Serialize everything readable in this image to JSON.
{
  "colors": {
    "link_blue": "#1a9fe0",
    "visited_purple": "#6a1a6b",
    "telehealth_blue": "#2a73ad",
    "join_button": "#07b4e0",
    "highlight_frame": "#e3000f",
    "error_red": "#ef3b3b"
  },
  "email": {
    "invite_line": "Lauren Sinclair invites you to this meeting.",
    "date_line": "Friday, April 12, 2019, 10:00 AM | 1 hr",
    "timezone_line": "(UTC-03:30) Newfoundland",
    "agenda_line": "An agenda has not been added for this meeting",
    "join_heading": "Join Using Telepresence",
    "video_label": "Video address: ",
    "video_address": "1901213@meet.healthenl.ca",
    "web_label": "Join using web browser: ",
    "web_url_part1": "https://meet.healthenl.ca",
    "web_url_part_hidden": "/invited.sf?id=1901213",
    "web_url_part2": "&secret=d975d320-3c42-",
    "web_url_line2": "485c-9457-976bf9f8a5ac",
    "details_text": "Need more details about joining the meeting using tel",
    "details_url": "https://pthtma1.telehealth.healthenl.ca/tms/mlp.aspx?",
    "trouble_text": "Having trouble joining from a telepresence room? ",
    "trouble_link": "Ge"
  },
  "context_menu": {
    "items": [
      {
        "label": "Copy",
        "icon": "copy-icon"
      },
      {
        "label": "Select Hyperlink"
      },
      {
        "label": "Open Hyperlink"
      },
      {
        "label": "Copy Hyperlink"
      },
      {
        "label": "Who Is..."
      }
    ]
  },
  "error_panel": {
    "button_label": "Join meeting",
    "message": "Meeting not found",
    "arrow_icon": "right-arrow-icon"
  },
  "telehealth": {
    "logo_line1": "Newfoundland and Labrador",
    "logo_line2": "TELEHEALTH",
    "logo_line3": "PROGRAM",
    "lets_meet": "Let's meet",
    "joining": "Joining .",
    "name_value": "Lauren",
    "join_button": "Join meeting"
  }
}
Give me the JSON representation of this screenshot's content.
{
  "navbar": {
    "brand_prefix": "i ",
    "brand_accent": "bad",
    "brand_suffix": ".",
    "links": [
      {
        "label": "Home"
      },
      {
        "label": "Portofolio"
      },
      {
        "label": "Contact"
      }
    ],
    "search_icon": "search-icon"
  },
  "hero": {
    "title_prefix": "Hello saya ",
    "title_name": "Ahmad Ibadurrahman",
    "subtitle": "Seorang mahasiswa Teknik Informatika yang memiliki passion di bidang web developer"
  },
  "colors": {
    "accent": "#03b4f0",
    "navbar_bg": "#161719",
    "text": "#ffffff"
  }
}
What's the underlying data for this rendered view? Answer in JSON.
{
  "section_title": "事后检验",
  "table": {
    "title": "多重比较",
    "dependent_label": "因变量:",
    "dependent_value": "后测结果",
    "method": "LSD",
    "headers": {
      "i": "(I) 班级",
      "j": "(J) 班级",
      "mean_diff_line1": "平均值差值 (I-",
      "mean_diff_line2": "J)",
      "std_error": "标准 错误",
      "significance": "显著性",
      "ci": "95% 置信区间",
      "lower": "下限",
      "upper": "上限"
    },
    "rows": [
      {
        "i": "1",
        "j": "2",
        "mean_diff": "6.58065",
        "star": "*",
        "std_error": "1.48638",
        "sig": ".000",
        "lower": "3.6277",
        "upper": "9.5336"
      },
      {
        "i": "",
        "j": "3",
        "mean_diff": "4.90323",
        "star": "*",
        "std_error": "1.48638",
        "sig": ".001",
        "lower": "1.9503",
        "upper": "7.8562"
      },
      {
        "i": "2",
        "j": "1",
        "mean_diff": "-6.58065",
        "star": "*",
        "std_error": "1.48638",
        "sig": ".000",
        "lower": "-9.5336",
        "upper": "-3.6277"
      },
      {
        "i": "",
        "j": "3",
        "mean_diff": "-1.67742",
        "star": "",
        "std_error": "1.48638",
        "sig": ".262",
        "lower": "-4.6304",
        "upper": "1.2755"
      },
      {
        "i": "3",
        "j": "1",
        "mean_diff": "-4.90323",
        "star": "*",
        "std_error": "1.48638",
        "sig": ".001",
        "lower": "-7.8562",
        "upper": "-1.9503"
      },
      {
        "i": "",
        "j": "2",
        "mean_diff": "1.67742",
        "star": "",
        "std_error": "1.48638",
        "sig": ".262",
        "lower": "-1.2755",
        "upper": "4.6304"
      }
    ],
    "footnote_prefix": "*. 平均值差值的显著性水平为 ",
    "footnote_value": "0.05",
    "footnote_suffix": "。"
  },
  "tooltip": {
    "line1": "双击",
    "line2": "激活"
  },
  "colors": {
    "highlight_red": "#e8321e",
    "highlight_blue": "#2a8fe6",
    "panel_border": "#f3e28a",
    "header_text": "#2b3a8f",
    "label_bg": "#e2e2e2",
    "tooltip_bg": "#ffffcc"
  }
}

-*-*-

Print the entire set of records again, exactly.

# ANSWER SPACE:
Serialize everything readable in this image to JSON.
{
  "colors": {
    "link_blue": "#1a9fe0",
    "visited_purple": "#6a1a6b",
    "telehealth_blue": "#2a73ad",
    "join_button": "#07b4e0",
    "highlight_frame": "#e3000f",
    "error_red": "#ef3b3b"
  },
  "email": {
    "invite_line": "Lauren Sinclair invites you to this meeting.",
    "date_line": "Friday, April 12, 2019, 10:00 AM | 1 hr",
    "timezone_line": "(UTC-03:30) Newfoundland",
    "agenda_line": "An agenda has not been added for this meeting",
    "join_heading": "Join Using Telepresence",
    "video_label": "Video address: ",
    "video_address": "1901213@meet.healthenl.ca",
    "web_label": "Join using web browser: ",
    "web_url_part1": "https://meet.healthenl.ca",
    "web_url_part_hidden": "/invited.sf?id=1901213",
    "web_url_part2": "&secret=d975d320-3c42-",
    "web_url_line2": "485c-9457-976bf9f8a5ac",
    "details_text": "Need more details about joining the meeting using tel",
    "details_url": "https://pthtma1.telehealth.healthenl.ca/tms/mlp.aspx?",
    "trouble_text": "Having trouble joining from a telepresence room? ",
    "trouble_link": "Ge"
  },
  "context_menu": {
    "items": [
      {
        "label": "Copy",
        "icon": "copy-icon"
      },
      {
        "label": "Select Hyperlink"
      },
      {
        "label": "Open Hyperlink"
      },
      {
        "label": "Copy Hyperlink"
      },
      {
        "label": "Who Is..."
      }
    ]
  },
  "error_panel": {
    "button_label": "Join meeting",
    "message": "Meeting not found",
    "arrow_icon": "right-arrow-icon"
  },
  "telehealth": {
    "logo_line1": "Newfoundland and Labrador",
    "logo_line2": "TELEHEALTH",
    "logo_line3": "PROGRAM",
    "lets_meet": "Let's meet",
    "joining": "Joining .",
    "name_value": "Lauren",
    "join_button": "Join meeting"
  }
}
Give me the JSON representation of this screenshot's content.
{
  "navbar": {
    "brand_prefix": "i ",
    "brand_accent": "bad",
    "brand_suffix": ".",
    "links": [
      {
        "label": "Home"
      },
      {
        "label": "Portofolio"
      },
      {
        "label": "Contact"
      }
    ],
    "search_icon": "search-icon"
  },
  "hero": {
    "title_prefix": "Hello saya ",
    "title_name": "Ahmad Ibadurrahman",
    "subtitle": "Seorang mahasiswa Teknik Informatika yang memiliki passion di bidang web developer"
  },
  "colors": {
    "accent": "#03b4f0",
    "navbar_bg": "#161719",
    "text": "#ffffff"
  }
}
What's the underlying data for this rendered view? Answer in JSON.
{
  "section_title": "事后检验",
  "table": {
    "title": "多重比较",
    "dependent_label": "因变量:",
    "dependent_value": "后测结果",
    "method": "LSD",
    "headers": {
      "i": "(I) 班级",
      "j": "(J) 班级",
      "mean_diff_line1": "平均值差值 (I-",
      "mean_diff_line2": "J)",
      "std_error": "标准 错误",
      "significance": "显著性",
      "ci": "95% 置信区间",
      "lower": "下限",
      "upper": "上限"
    },
    "rows": [
      {
        "i": "1",
        "j": "2",
        "mean_diff": "6.58065",
        "star": "*",
        "std_error": "1.48638",
        "sig": ".000",
        "lower": "3.6277",
        "upper": "9.5336"
      },
      {
        "i": "",
        "j": "3",
        "mean_diff": "4.90323",
        "star": "*",
        "std_error": "1.48638",
        "sig": ".001",
        "lower": "1.9503",
        "upper": "7.8562"
      },
      {
        "i": "2",
        "j": "1",
        "mean_diff": "-6.58065",
        "star": "*",
        "std_error": "1.48638",
        "sig": ".000",
        "lower": "-9.5336",
        "upper": "-3.6277"
      },
      {
        "i": "",
        "j": "3",
        "mean_diff": "-1.67742",
        "star": "",
        "std_error": "1.48638",
        "sig": ".262",
        "lower": "-4.6304",
        "upper": "1.2755"
      },
      {
        "i": "3",
        "j": "1",
        "mean_diff": "-4.90323",
        "star": "*",
        "std_error": "1.48638",
        "sig": ".001",
        "lower": "-7.8562",
        "upper": "-1.9503"
      },
      {
        "i": "",
        "j": "2",
        "mean_diff": "1.67742",
        "star": "",
        "std_error": "1.48638",
        "sig": ".262",
        "lower": "-1.2755",
        "upper": "4.6304"
      }
    ],
    "footnote_prefix": "*. 平均值差值的显著性水平为 ",
    "footnote_value": "0.05",
    "footnote_suffix": "。"
  },
  "tooltip": {
    "line1": "双击",
    "line2": "激活"
  },
  "colors": {
    "highlight_red": "#e8321e",
    "highlight_blue": "#2a8fe6",
    "panel_border": "#f3e28a",
    "header_text": "#2b3a8f",
    "label_bg": "#e2e2e2",
    "tooltip_bg": "#ffffcc"
  }
}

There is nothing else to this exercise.